• **What is required**:
Verbatim output required. Print the data in full.

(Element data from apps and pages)

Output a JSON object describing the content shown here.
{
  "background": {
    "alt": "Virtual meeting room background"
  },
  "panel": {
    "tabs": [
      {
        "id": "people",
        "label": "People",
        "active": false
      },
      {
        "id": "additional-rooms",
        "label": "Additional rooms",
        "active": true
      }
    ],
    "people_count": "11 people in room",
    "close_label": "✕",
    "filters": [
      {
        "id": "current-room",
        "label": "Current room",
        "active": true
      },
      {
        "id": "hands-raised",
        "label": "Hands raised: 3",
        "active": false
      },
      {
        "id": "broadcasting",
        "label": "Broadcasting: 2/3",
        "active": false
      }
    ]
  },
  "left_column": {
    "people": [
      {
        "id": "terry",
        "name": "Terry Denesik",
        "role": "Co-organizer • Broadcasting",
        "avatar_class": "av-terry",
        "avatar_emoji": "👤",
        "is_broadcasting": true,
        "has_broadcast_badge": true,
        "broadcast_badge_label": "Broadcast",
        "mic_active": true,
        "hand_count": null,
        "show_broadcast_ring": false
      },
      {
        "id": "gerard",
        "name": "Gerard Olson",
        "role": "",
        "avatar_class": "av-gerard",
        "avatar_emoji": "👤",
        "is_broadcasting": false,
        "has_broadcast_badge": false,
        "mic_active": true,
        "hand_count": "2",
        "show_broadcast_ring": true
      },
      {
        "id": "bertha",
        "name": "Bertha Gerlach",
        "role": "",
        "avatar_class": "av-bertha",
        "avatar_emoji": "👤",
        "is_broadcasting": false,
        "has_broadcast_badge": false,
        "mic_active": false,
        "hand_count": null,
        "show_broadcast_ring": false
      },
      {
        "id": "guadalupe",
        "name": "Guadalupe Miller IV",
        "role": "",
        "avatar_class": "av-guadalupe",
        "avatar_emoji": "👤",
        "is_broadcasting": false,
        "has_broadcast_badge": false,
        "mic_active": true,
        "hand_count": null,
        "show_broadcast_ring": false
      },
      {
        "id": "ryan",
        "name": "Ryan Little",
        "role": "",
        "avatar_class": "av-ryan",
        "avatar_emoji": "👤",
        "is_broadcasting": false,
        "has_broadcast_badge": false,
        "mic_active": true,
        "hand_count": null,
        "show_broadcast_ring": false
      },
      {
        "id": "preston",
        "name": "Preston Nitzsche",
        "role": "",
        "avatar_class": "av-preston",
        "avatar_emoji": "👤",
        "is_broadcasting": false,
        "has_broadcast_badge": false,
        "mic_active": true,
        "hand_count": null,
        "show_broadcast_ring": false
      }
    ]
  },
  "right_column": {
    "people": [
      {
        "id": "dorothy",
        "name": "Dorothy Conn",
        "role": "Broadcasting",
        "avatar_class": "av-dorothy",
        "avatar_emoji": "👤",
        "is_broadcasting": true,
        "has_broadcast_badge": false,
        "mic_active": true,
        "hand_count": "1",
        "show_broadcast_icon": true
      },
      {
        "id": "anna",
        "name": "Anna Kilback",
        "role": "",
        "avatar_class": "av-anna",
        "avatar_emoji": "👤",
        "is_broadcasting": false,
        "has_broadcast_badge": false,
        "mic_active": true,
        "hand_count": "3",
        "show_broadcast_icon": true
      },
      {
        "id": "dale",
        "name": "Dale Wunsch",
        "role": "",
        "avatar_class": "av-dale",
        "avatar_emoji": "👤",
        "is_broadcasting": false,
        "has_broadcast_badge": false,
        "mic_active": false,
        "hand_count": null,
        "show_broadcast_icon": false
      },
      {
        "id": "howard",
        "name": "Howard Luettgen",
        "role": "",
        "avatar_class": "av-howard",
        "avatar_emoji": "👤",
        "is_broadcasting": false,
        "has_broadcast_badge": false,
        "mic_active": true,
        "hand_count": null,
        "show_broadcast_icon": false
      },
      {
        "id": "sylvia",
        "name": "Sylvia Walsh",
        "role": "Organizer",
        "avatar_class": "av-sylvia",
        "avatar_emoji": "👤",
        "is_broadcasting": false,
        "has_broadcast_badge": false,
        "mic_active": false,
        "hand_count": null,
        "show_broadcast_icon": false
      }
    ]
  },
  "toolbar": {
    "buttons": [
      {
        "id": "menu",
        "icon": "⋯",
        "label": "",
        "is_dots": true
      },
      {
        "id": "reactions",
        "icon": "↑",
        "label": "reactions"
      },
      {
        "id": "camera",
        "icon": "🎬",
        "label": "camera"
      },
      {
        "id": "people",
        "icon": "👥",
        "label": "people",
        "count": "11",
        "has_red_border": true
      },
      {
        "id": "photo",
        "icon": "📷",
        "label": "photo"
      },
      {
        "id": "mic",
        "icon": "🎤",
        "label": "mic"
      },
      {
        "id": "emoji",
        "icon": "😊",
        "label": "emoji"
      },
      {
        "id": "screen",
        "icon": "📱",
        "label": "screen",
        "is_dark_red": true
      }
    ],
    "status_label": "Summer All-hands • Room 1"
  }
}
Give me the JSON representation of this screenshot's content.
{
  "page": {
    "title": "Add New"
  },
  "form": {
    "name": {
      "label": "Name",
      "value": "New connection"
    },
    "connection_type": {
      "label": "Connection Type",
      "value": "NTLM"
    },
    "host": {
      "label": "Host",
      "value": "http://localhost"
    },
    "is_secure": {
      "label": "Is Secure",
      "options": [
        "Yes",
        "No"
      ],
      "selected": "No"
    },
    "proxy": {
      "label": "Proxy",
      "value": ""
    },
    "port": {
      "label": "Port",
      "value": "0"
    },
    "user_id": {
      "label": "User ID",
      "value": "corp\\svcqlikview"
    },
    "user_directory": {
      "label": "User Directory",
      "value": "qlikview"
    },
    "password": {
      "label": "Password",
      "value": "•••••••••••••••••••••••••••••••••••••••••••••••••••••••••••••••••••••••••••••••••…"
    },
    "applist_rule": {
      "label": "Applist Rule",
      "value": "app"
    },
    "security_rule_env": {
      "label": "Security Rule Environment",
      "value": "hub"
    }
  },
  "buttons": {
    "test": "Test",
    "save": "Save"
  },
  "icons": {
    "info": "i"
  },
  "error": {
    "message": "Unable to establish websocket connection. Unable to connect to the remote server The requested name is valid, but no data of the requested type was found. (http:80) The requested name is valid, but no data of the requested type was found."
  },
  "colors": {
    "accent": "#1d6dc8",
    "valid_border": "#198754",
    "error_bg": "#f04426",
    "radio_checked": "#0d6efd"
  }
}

• **Task result**:
Output a JSON object describing the content shown here.
{
  "background": {
    "alt": "Virtual meeting room background"
  },
  "panel": {
    "tabs": [
      {
        "id": "people",
        "label": "People",
        "active": false
      },
      {
        "id": "additional-rooms",
        "label": "Additional rooms",
        "active": true
      }
    ],
    "people_count": "11 people in room",
    "close_label": "✕",
    "filters": [
      {
        "id": "current-room",
        "label": "Current room",
        "active": true
      },
      {
        "id": "hands-raised",
        "label": "Hands raised: 3",
        "active": false
      },
      {
        "id": "broadcasting",
        "label": "Broadcasting: 2/3",
        "active": false
      }
    ]
  },
  "left_column": {
    "people": [
      {
        "id": "terry",
        "name": "Terry Denesik",
        "role": "Co-organizer • Broadcasting",
        "avatar_class": "av-terry",
        "avatar_emoji": "👤",
        "is_broadcasting": true,
        "has_broadcast_badge": true,
        "broadcast_badge_label": "Broadcast",
        "mic_active": true,
        "hand_count": null,
        "show_broadcast_ring": false
      },
      {
        "id": "gerard",
        "name": "Gerard Olson",
        "role": "",
        "avatar_class": "av-gerard",
        "avatar_emoji": "👤",
        "is_broadcasting": false,
        "has_broadcast_badge": false,
        "mic_active": true,
        "hand_count": "2",
        "show_broadcast_ring": true
      },
      {
        "id": "bertha",
        "name": "Bertha Gerlach",
        "role": "",
        "avatar_class": "av-bertha",
        "avatar_emoji": "👤",
        "is_broadcasting": false,
        "has_broadcast_badge": false,
        "mic_active": false,
        "hand_count": null,
        "show_broadcast_ring": false
      },
      {
        "id": "guadalupe",
        "name": "Guadalupe Miller IV",
        "role": "",
        "avatar_class": "av-guadalupe",
        "avatar_emoji": "👤",
        "is_broadcasting": false,
        "has_broadcast_badge": false,
        "mic_active": true,
        "hand_count": null,
        "show_broadcast_ring": false
      },
      {
        "id": "ryan",
        "name": "Ryan Little",
        "role": "",
        "avatar_class": "av-ryan",
        "avatar_emoji": "👤",
        "is_broadcasting": false,
        "has_broadcast_badge": false,
        "mic_active": true,
        "hand_count": null,
        "show_broadcast_ring": false
      },
      {
        "id": "preston",
        "name": "Preston Nitzsche",
        "role": "",
        "avatar_class": "av-preston",
        "avatar_emoji": "👤",
        "is_broadcasting": false,
        "has_broadcast_badge": false,
        "mic_active": true,
        "hand_count": null,
        "show_broadcast_ring": false
      }
    ]
  },
  "right_column": {
    "people": [
      {
        "id": "dorothy",
        "name": "Dorothy Conn",
        "role": "Broadcasting",
        "avatar_class": "av-dorothy",
        "avatar_emoji": "👤",
        "is_broadcasting": true,
        "has_broadcast_badge": false,
        "mic_active": true,
        "hand_count": "1",
        "show_broadcast_icon": true
      },
      {
        "id": "anna",
        "name": "Anna Kilback",
        "role": "",
        "avatar_class": "av-anna",
        "avatar_emoji": "👤",
        "is_broadcasting": false,
        "has_broadcast_badge": false,
        "mic_active": true,
        "hand_count": "3",
        "show_broadcast_icon": true
      },
      {
        "id": "dale",
        "name": "Dale Wunsch",
        "role": "",
        "avatar_class": "av-dale",
        "avatar_emoji": "👤",
        "is_broadcasting": false,
        "has_broadcast_badge": false,
        "mic_active": false,
        "hand_count": null,
        "show_broadcast_icon": false
      },
      {
        "id": "howard",
        "name": "Howard Luettgen",
        "role": "",
        "avatar_class": "av-howard",
        "avatar_emoji": "👤",
        "is_broadcasting": false,
        "has_broadcast_badge": false,
        "mic_active": true,
        "hand_count": null,
        "show_broadcast_icon": false
      },
      {
        "id": "sylvia",
        "name": "Sylvia Walsh",
        "role": "Organizer",
        "avatar_class": "av-sylvia",
        "avatar_emoji": "👤",
        "is_broadcasting": false,
        "has_broadcast_badge": false,
        "mic_active": false,
        "hand_count": null,
        "show_broadcast_icon": false
      }
    ]
  },
  "toolbar": {
    "buttons": [
      {
        "id": "menu",
        "icon": "⋯",
        "label": "",
        "is_dots": true
      },
      {
        "id": "reactions",
        "icon": "↑",
        "label": "reactions"
      },
      {
        "id": "camera",
        "icon": "🎬",
        "label": "camera"
      },
      {
        "id": "people",
        "icon": "👥",
        "label": "people",
        "count": "11",
        "has_red_border": true
      },
      {
        "id": "photo",
        "icon": "📷",
        "label": "photo"
      },
      {
        "id": "mic",
        "icon": "🎤",
        "label": "mic"
      },
      {
        "id": "emoji",
        "icon": "😊",
        "label": "emoji"
      },
      {
        "id": "screen",
        "icon": "📱",
        "label": "screen",
        "is_dark_red": true
      }
    ],
    "status_label": "Summer All-hands • Room 1"
  }
}
Give me the JSON representation of this screenshot's content.
{
  "page": {
    "title": "Add New"
  },
  "form": {
    "name": {
      "label": "Name",
      "value": "New connection"
    },
    "connection_type": {
      "label": "Connection Type",
      "value": "NTLM"
    },
    "host": {
      "label": "Host",
      "value": "http://localhost"
    },
    "is_secure": {
      "label": "Is Secure",
      "options": [
        "Yes",
        "No"
      ],
      "selected": "No"
    },
    "proxy": {
      "label": "Proxy",
      "value": ""
    },
    "port": {
      "label": "Port",
      "value": "0"
    },
    "user_id": {
      "label": "User ID",
      "value": "corp\\svcqlikview"
    },
    "user_directory": {
      "label": "User Directory",
      "value": "qlikview"
    },
    "password": {
      "label": "Password",
      "value": "•••••••••••••••••••••••••••••••••••••••••••••••••••••••••••••••••••••••••••••••••…"
    },
    "applist_rule": {
      "label": "Applist Rule",
      "value": "app"
    },
    "security_rule_env": {
      "label": "Security Rule Environment",
      "value": "hub"
    }
  },
  "buttons": {
    "test": "Test",
    "save": "Save"
  },
  "icons": {
    "info": "i"
  },
  "error": {
    "message": "Unable to establish websocket connection. Unable to connect to the remote server The requested name is valid, but no data of the requested type was found. (http:80) The requested name is valid, but no data of the requested type was found."
  },
  "colors": {
    "accent": "#1d6dc8",
    "valid_border": "#198754",
    "error_bg": "#f04426",
    "radio_checked": "#0d6efd"
  }
}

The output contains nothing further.